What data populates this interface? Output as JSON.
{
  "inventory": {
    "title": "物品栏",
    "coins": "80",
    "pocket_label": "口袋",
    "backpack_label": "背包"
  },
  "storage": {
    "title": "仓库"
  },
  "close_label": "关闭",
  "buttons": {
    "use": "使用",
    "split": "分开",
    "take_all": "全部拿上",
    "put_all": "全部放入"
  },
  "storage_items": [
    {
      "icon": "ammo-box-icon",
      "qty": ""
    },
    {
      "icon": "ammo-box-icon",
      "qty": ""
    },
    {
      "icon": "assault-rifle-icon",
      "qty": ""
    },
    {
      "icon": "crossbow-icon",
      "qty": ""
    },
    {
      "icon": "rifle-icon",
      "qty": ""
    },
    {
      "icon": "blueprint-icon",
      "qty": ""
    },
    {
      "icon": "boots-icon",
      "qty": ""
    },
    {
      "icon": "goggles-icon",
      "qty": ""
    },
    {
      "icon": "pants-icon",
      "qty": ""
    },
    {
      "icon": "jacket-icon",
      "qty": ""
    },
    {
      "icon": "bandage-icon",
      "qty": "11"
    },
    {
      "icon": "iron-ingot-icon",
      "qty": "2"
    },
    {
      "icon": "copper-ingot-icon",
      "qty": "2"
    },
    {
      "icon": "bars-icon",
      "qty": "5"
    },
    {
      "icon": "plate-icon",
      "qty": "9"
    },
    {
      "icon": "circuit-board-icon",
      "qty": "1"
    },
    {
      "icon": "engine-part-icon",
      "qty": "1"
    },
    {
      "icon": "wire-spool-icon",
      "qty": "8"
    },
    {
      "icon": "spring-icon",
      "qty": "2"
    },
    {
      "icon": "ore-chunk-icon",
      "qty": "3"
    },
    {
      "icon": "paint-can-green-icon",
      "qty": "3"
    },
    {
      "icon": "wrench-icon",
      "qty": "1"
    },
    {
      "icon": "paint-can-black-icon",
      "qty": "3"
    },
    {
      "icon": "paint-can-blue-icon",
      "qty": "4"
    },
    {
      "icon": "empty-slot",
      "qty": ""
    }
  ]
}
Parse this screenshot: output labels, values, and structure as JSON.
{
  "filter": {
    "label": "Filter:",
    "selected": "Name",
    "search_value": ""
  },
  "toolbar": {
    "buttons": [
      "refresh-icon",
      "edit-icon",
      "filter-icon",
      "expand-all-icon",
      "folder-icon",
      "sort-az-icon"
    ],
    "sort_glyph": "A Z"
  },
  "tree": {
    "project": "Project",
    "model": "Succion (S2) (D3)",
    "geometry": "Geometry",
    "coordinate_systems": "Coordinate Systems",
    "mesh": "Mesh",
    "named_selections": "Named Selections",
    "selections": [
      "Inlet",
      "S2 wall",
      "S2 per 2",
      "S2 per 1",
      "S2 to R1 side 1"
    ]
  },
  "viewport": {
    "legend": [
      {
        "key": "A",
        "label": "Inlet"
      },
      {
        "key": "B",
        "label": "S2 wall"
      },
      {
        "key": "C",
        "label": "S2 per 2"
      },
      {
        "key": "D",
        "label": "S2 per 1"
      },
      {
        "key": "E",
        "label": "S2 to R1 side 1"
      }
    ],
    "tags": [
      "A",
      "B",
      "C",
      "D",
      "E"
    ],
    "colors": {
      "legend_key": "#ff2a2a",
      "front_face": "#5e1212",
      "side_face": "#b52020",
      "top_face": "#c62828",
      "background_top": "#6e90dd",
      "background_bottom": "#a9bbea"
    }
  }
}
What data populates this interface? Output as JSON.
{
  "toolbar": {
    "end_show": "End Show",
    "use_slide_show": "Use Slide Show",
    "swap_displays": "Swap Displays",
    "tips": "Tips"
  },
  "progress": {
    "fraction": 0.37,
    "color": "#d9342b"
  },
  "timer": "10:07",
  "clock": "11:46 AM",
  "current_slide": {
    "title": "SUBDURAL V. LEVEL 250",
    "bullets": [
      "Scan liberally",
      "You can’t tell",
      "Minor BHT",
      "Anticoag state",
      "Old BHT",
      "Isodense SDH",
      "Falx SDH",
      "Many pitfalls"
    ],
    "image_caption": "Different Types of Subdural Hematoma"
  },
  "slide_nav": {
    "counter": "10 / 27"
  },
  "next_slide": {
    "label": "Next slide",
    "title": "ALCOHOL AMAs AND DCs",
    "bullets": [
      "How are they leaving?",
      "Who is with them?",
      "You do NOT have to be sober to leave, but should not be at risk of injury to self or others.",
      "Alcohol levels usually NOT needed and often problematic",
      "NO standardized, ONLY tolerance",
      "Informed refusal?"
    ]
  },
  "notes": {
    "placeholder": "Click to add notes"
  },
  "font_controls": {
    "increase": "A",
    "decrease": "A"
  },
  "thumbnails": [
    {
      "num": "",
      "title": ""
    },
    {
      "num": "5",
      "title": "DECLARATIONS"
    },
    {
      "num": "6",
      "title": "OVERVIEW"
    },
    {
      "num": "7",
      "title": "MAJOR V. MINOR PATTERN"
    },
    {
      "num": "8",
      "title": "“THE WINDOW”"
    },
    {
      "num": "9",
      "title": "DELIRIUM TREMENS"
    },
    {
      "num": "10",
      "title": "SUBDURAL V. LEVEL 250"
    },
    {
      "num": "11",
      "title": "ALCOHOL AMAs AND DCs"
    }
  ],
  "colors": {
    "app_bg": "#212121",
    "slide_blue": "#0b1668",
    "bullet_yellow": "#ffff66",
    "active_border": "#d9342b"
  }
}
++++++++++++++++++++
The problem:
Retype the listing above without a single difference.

Answer to this task:
What data populates this interface? Output as JSON.
{
  "inventory": {
    "title": "物品栏",
    "coins": "80",
    "pocket_label": "口袋",
    "backpack_label": "背包"
  },
  "storage": {
    "title": "仓库"
  },
  "close_label": "关闭",
  "buttons": {
    "use": "使用",
    "split": "分开",
    "take_all": "全部拿上",
    "put_all": "全部放入"
  },
  "storage_items": [
    {
      "icon": "ammo-box-icon",
      "qty": ""
    },
    {
      "icon": "ammo-box-icon",
      "qty": ""
    },
    {
      "icon": "assault-rifle-icon",
      "qty": ""
    },
    {
      "icon": "crossbow-icon",
      "qty": ""
    },
    {
      "icon": "rifle-icon",
      "qty": ""
    },
    {
      "icon": "blueprint-icon",
      "qty": ""
    },
    {
      "icon": "boots-icon",
      "qty": ""
    },
    {
      "icon": "goggles-icon",
      "qty": ""
    },
    {
      "icon": "pants-icon",
      "qty": ""
    },
    {
      "icon": "jacket-icon",
      "qty": ""
    },
    {
      "icon": "bandage-icon",
      "qty": "11"
    },
    {
      "icon": "iron-ingot-icon",
      "qty": "2"
    },
    {
      "icon": "copper-ingot-icon",
      "qty": "2"
    },
    {
      "icon": "bars-icon",
      "qty": "5"
    },
    {
      "icon": "plate-icon",
      "qty": "9"
    },
    {
      "icon": "circuit-board-icon",
      "qty": "1"
    },
    {
      "icon": "engine-part-icon",
      "qty": "1"
    },
    {
      "icon": "wire-spool-icon",
      "qty": "8"
    },
    {
      "icon": "spring-icon",
      "qty": "2"
    },
    {
      "icon": "ore-chunk-icon",
      "qty": "3"
    },
    {
      "icon": "paint-can-green-icon",
      "qty": "3"
    },
    {
      "icon": "wrench-icon",
      "qty": "1"
    },
    {
      "icon": "paint-can-black-icon",
      "qty": "3"
    },
    {
      "icon": "paint-can-blue-icon",
      "qty": "4"
    },
    {
      "icon": "empty-slot",
      "qty": ""
    }
  ]
}
Parse this screenshot: output labels, values, and structure as JSON.
{
  "filter": {
    "label": "Filter:",
    "selected": "Name",
    "search_value": ""
  },
  "toolbar": {
    "buttons": [
      "refresh-icon",
      "edit-icon",
      "filter-icon",
      "expand-all-icon",
      "folder-icon",
      "sort-az-icon"
    ],
    "sort_glyph": "A Z"
  },
  "tree": {
    "project": "Project",
    "model": "Succion (S2) (D3)",
    "geometry": "Geometry",
    "coordinate_systems": "Coordinate Systems",
    "mesh": "Mesh",
    "named_selections": "Named Selections",
    "selections": [
      "Inlet",
      "S2 wall",
      "S2 per 2",
      "S2 per 1",
      "S2 to R1 side 1"
    ]
  },
  "viewport": {
    "legend": [
      {
        "key": "A",
        "label": "Inlet"
      },
      {
        "key": "B",
        "label": "S2 wall"
      },
      {
        "key": "C",
        "label": "S2 per 2"
      },
      {
        "key": "D",
        "label": "S2 per 1"
      },
      {
        "key": "E",
        "label": "S2 to R1 side 1"
      }
    ],
    "tags": [
      "A",
      "B",
      "C",
      "D",
      "E"
    ],
    "colors": {
      "legend_key": "#ff2a2a",
      "front_face": "#5e1212",
      "side_face": "#b52020",
      "top_face": "#c62828",
      "background_top": "#6e90dd",
      "background_bottom": "#a9bbea"
    }
  }
}
What data populates this interface? Output as JSON.
{
  "toolbar": {
    "end_show": "End Show",
    "use_slide_show": "Use Slide Show",
    "swap_displays": "Swap Displays",
    "tips": "Tips"
  },
  "progress": {
    "fraction": 0.37,
    "color": "#d9342b"
  },
  "timer": "10:07",
  "clock": "11:46 AM",
  "current_slide": {
    "title": "SUBDURAL V. LEVEL 250",
    "bullets": [
      "Scan liberally",
      "You can’t tell",
      "Minor BHT",
      "Anticoag state",
      "Old BHT",
      "Isodense SDH",
      "Falx SDH",
      "Many pitfalls"
    ],
    "image_caption": "Different Types of Subdural Hematoma"
  },
  "slide_nav": {
    "counter": "10 / 27"
  },
  "next_slide": {
    "label": "Next slide",
    "title": "ALCOHOL AMAs AND DCs",
    "bullets": [
      "How are they leaving?",
      "Who is with them?",
      "You do NOT have to be sober to leave, but should not be at risk of injury to self or others.",
      "Alcohol levels usually NOT needed and often problematic",
      "NO standardized, ONLY tolerance",
      "Informed refusal?"
    ]
  },
  "notes": {
    "placeholder": "Click to add notes"
  },
  "font_controls": {
    "increase": "A",
    "decrease": "A"
  },
  "thumbnails": [
    {
      "num": "",
      "title": ""
    },
    {
      "num": "5",
      "title": "DECLARATIONS"
    },
    {
      "num": "6",
      "title": "OVERVIEW"
    },
    {
      "num": "7",
      "title": "MAJOR V. MINOR PATTERN"
    },
    {
      "num": "8",
      "title": "“THE WINDOW”"
    },
    {
      "num": "9",
      "title": "DELIRIUM TREMENS"
    },
    {
      "num": "10",
      "title": "SUBDURAL V. LEVEL 250"
    },
    {
      "num": "11",
      "title": "ALCOHOL AMAs AND DCs"
    }
  ],
  "colors": {
    "app_bg": "#212121",
    "slide_blue": "#0b1668",
    "bullet_yellow": "#ffff66",
    "active_border": "#d9342b"
  }
}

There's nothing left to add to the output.